This article is part of the supplement: Proceedings of the Great Lakes Bioinformatics Conference 2012
Evaluation of function predictions by PFP, ESG, and PSI-BLAST for moonlighting proteins
1 Department of Computer Science, Purdue University, 305 N. University Street, West Lafayette, Indiana 47907, USA
2 Department of Biological Sciences, Purdue University, 915 W. State Street, West Lafayette, Indiana 47907, USA
3 EA3900-BIOPI Biologie des Plantes et Innovation, Université de Picardie Jules Verne, 33 Rue St Leu, 80039 Amiens, France
BMC Proceedings 2012, 6(Suppl 7):S5 doi:10.1186/1753-6561-6-S7-S5Published: 13 November 2012
Advancements in function prediction algorithms are enabling large scale computational annotation for newly sequenced genomes.

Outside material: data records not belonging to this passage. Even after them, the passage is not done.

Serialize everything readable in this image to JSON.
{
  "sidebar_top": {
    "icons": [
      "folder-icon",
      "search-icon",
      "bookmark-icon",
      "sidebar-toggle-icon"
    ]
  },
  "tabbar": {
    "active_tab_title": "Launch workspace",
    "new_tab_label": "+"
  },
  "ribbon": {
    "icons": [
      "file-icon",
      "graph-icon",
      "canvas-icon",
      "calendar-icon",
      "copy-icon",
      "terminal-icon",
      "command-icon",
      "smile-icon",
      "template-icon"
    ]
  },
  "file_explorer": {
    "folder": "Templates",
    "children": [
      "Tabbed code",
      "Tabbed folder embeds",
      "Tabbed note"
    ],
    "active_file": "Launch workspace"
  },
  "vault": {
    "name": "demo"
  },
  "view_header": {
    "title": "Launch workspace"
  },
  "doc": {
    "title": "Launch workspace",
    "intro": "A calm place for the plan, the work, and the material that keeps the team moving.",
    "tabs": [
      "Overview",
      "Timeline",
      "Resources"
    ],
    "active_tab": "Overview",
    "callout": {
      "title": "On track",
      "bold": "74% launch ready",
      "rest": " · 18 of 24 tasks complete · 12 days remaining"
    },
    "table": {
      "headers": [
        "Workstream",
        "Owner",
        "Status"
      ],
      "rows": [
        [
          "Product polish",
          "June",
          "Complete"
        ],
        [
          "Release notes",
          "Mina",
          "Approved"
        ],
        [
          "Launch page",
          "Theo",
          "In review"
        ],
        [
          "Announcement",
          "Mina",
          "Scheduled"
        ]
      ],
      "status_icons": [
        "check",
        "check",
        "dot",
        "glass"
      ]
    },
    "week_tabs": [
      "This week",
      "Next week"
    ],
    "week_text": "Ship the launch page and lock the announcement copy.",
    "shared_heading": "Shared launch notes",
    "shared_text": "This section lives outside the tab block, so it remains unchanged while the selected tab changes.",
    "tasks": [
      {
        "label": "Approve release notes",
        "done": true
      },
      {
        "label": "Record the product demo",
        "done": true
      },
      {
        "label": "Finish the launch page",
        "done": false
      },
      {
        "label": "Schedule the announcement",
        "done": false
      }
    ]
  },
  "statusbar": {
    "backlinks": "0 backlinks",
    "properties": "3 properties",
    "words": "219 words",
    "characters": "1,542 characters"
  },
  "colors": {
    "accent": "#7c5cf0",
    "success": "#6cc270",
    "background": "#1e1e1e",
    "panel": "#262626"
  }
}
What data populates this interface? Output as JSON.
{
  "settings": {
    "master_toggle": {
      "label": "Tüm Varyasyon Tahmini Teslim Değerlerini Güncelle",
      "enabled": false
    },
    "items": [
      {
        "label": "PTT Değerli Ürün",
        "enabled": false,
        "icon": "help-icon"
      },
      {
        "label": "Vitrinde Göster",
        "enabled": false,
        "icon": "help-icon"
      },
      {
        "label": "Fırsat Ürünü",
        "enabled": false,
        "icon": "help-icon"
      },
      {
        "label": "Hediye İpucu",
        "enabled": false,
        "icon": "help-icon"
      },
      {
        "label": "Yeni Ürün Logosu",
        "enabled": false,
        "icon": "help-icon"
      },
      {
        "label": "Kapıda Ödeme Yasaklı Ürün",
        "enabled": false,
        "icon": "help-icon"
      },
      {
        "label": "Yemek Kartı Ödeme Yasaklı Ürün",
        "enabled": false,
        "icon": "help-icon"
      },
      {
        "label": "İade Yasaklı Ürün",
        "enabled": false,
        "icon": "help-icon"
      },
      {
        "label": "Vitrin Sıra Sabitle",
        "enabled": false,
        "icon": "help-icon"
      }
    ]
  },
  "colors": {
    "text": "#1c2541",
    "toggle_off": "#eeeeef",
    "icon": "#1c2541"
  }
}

With the increase in the number of functionally well characterized proteins it has been observed that there are many proteins involved in more than one function. These proteins characterized as moonlighting proteins show varied functional behavior depending on the cell type, localization in the cell, oligomerization, multiple binding sites, etc. The functional diversity shown by moonlighting proteins may have significant impact on the traditional sequence based function prediction methods. Here we investigate how well diverse functions of moonlighting proteins can be predicted by some existing function prediction methods.
We have analyzed the performances of three major sequence based function prediction methods, PSI-BLAST, the Protein Function Prediction (PFP), and the Extended Similarity Group (ESG) on predicting diverse functions of moonlighting proteins. In predicting discrete functions of a set of 19 experimentally identified moonlighting proteins, PFP showed overall highest recall among the three methods. Although ESG showed the highest precision, its recall was lower than PSI-BLAST. Recall by PSI-BLAST greatly improved when BLOSUM45 was used instead of BLOSUM62.
We have analyzed the performances of PFP, ESG, and PSI-BLAST in predicting the functional diversity of moonlighting proteins. PFP shows overall better performance in predicting diverse moonlighting functions as compared with PSI-BLAST and ESG. Recall by PSI-BLAST greatly improved when BLOSUM45 was used. This analysis indicates that considering weakly similar sequences in prediction enhances the performance of sequence based AFP methods in predicting functional diversity of moonlighting proteins. The current study will also motivate development of novel computational frameworks for automatic identification of such proteins.